_How to complete this task_
Whenever a line below holds the word "content", count it; then give the total and nothing else.
══ Information
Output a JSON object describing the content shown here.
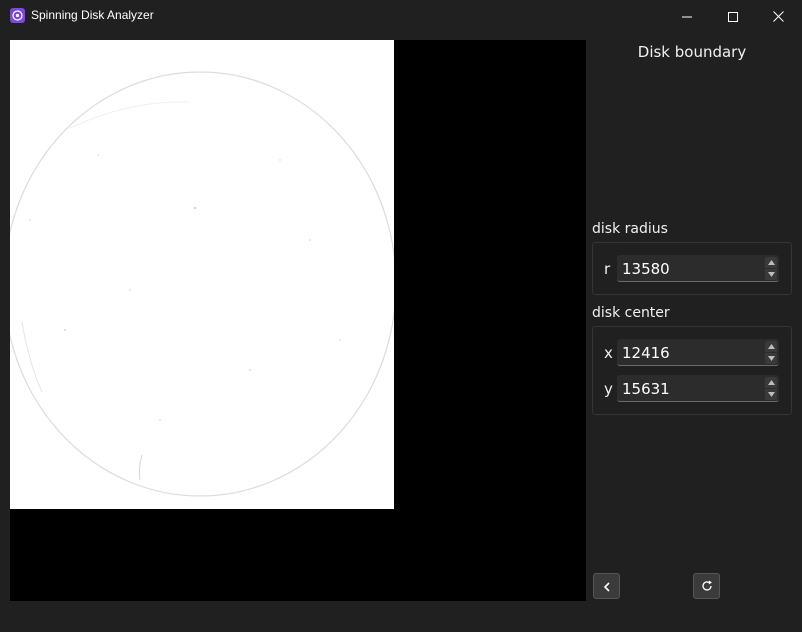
{
  "window": {
    "title": "Spinning Disk Analyzer",
    "icons": {
      "app": "disk-app-icon",
      "minimize": "minimize-icon",
      "maximize": "maximize-icon",
      "close": "close-icon"
    }
  },
  "panel": {
    "title": "Disk boundary",
    "radius_group": {
      "label": "disk radius",
      "r": {
        "label": "r",
        "value": "13580"
      }
    },
    "center_group": {
      "label": "disk center",
      "x": {
        "label": "x",
        "value": "12416"
      },
      "y": {
        "label": "y",
        "value": "15631"
      }
    },
    "nav": {
      "back_icon": "chevron-left-icon",
      "reset_icon": "refresh-icon"
    }
  },
  "colors": {
    "window_bg": "#202020",
    "viewer_bg": "#000000",
    "scan_bg": "#ffffff",
    "app_icon": "#7b4bd6"
  }
}
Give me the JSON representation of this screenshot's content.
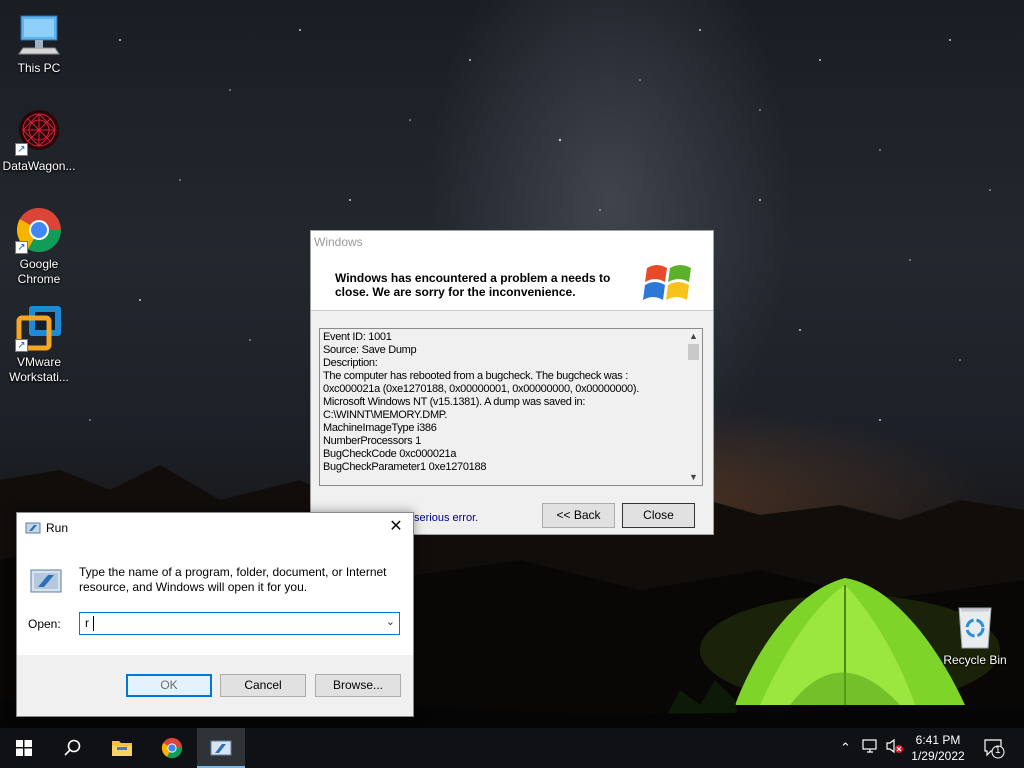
{
  "desktop_icons": [
    {
      "label": "This PC",
      "icon": "this-pc-icon"
    },
    {
      "label": "DataWagon...",
      "icon": "datawagon-icon"
    },
    {
      "label": "Google Chrome",
      "icon": "chrome-icon"
    },
    {
      "label": "VMware Workstati...",
      "icon": "vmware-icon"
    },
    {
      "label": "Recycle Bin",
      "icon": "recycle-bin-icon"
    }
  ],
  "error_dialog": {
    "title": "Windows",
    "header": "Windows has encountered a problem a needs to close. We are sorry for the inconvenience.",
    "lines": [
      "Event ID: 1001",
      "Source: Save Dump",
      "Description:",
      "The computer has rebooted from a bugcheck. The bugcheck was :",
      "0xc000021a (0xe1270188, 0x00000001, 0x00000000, 0x00000000).",
      "Microsoft Windows NT (v15.1381). A dump was saved in:",
      "C:\\WINNT\\MEMORY.DMP.",
      "MachineImageType i386",
      "NumberProcessors 1",
      "BugCheckCode 0xc000021a",
      "BugCheckParameter1 0xe1270188"
    ],
    "status": "serious error.",
    "back_label": "<< Back",
    "close_label": "Close"
  },
  "run_dialog": {
    "title": "Run",
    "close_glyph": "✕",
    "description": "Type the name of a program, folder, document, or Internet resource, and Windows will open it for you.",
    "open_label": "Open:",
    "open_value": "r",
    "ok_label": "OK",
    "cancel_label": "Cancel",
    "browse_label": "Browse..."
  },
  "taskbar": {
    "time": "6:41 PM",
    "date": "1/29/2022",
    "notification_count": "1",
    "pinned": [
      "start-icon",
      "search-icon",
      "file-explorer-icon",
      "chrome-icon",
      "run-icon"
    ],
    "active": "run-icon"
  },
  "colors": {
    "accent": "#0078d7",
    "taskbar": "#0f1114",
    "dialog_face": "#f0f0f0",
    "status_link": "#00008b"
  }
}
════
_Task solution_
2